Directions: Find and copy each line of the listing below that has the word "Tools" in it.

Input:
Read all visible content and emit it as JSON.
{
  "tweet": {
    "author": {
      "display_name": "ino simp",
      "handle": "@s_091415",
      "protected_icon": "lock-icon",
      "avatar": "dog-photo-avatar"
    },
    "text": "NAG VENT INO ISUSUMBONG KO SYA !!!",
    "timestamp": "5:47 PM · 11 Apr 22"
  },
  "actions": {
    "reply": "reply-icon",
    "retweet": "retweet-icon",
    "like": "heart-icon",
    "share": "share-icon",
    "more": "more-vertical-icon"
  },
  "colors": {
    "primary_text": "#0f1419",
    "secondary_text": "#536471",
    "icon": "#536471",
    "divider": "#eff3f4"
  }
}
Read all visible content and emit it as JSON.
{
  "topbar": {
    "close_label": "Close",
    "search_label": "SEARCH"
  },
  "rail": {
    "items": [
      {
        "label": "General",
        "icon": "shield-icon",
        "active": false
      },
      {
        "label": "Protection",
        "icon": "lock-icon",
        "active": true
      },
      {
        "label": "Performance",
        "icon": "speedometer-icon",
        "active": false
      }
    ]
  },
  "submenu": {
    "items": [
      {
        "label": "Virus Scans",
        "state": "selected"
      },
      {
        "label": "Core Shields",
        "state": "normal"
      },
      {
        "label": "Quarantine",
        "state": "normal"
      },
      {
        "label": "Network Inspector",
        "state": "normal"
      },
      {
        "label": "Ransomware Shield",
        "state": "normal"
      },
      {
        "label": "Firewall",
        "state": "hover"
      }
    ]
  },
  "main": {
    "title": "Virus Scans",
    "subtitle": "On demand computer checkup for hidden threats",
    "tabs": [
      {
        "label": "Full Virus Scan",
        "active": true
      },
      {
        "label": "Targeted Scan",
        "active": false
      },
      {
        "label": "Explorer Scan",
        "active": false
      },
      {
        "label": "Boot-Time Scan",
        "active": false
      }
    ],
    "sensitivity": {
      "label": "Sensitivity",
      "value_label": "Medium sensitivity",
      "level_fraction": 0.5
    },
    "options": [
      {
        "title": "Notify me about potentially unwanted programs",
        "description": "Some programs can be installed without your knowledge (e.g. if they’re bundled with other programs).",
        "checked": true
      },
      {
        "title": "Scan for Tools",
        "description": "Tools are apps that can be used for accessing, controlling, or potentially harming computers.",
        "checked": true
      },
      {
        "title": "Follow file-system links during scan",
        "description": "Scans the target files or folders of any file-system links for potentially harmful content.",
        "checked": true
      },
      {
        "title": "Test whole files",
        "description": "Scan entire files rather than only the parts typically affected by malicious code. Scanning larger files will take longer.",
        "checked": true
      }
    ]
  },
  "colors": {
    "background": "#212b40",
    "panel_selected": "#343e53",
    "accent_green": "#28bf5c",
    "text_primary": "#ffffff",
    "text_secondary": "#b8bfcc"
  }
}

Solved problem:
        "title": "Scan for Tools",
        "description": "Tools are apps that can be used for accessing, controlling, or potentially harming computers.",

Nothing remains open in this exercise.